The cost was $12,000 plus extras, but Kylie wanted to get started. This turned out to be a good decision as the ride to getting their gorgeous bundle of joy wasn’t easy.
AT THE START
The first harvest of eggs was successful and four embryos were fertilised; two embryos ‘took’ and two didn’t. But the couple’s hopes were dashed at the eight week scan when there was no heartbeat. They were both devastated but determined to try again.
At that time Kylie’s name came up on the public funded list, so they were able to get the next round without incurring cost. They did however opt to pay for new technology – PGS (Pre-implantation Genetic Screening) to get an indication of the viability of the embryos. The results came back with one known ‘good’ embryo and one unknown. “They plugged in the good one and that didn’t take at all so we had a two-week wait followed by a negative test. That was heart-breaking because in our heads we thought it was a known good one and this could be it.”

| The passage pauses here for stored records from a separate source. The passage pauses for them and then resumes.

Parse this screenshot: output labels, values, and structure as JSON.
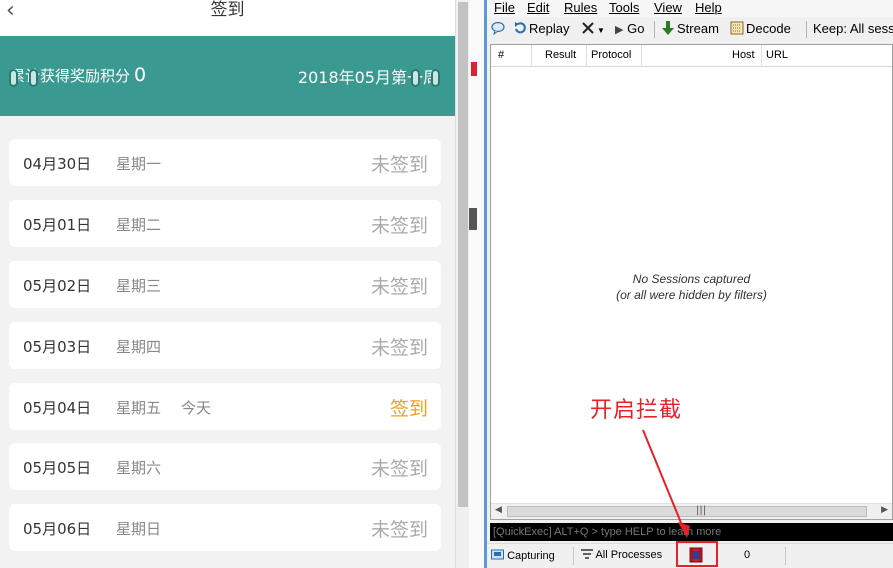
{
  "signin": {
    "back_glyph": "‹",
    "title": "签到",
    "points_label": "累计获得奖励积分",
    "points_value": "0",
    "week_label": "2018年05月第一周",
    "colors": {
      "banner": "#3a9990",
      "signed_action": "#f0a020",
      "unsigned": "#aaaaaa"
    },
    "days": [
      {
        "date": "04月30日",
        "weekday": "星期一",
        "extra": "",
        "status": "未签到"
      },
      {
        "date": "05月01日",
        "weekday": "星期二",
        "extra": "",
        "status": "未签到"
      },
      {
        "date": "05月02日",
        "weekday": "星期三",
        "extra": "",
        "status": "未签到"
      },
      {
        "date": "05月03日",
        "weekday": "星期四",
        "extra": "",
        "status": "未签到"
      },
      {
        "date": "05月04日",
        "weekday": "星期五",
        "extra": "今天",
        "status": "签到"
      },
      {
        "date": "05月05日",
        "weekday": "星期六",
        "extra": "",
        "status": "未签到"
      },
      {
        "date": "05月06日",
        "weekday": "星期日",
        "extra": "",
        "status": "未签到"
      }
    ]
  },
  "fiddler": {
    "menu": [
      "File",
      "Edit",
      "Rules",
      "Tools",
      "View",
      "Help"
    ],
    "toolbar": {
      "replay": "Replay",
      "go": "Go",
      "stream": "Stream",
      "decode": "Decode",
      "keep": "Keep: All sess"
    },
    "columns": [
      "#",
      "Result",
      "Protocol",
      "Host",
      "URL"
    ],
    "empty_line1": "No Sessions captured",
    "empty_line2": "(or all were hidden by filters)",
    "quickexec": "[QuickExec] ALT+Q > type HELP to learn more",
    "status": {
      "capturing": "Capturing",
      "processes": "All Processes",
      "count": "0"
    }
  },
  "annotation": {
    "text": "开启拦截",
    "color": "#e8202a"
  }
}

They decided to try with the unknown embryo; it stuck but the eight week scan showed this pregnancy had miscarried too. Despite being totally distraught, they tried a third round of IVF. Again, they used PGS, which reduced the six fertilised embryos down to two – one ‘good’ and another unknown. The ‘good’ embryo was used and after two positive pregnancy tests they were hopeful. “At seven weeks, we went for a scan and the doctor said ‘This is it!’” The couple saw a heartbeat for the first time. “It was amazing but I still didn’t want to get attached after all we’d been through.”
That long-awaited heartbeat became the adorable Annabella. Understandably the couple are thrilled after a hellish five-year ride, made worse by living in a social media era. “I’d see other people plastering photos of their kids everywhere and complaining on Facebook about sick kids and pregnancy and sometimes I thought ‘they don’t know what they’ve got.’”
“It’s hard when you’ve lived a life so much in control of everything. In control of the time you do this and the time when you do that. Then you decide okay, we’re going to have a baby and realise you have no control over what your body does at all. I also felt like people might think I’m a failure because we couldn’t do it unsupported.” But it was all worth it.
“We just decided we would keep going and not give up. It was worth every cent and every bit of heartbreak. For me, if the baby’s crying I don’t care. If I’m sleep-deprived I don’t care; we’re just so glad to have her here with us after trying for so long.”
After five years of fertility treatment, Annabella was a long-awaited treasure.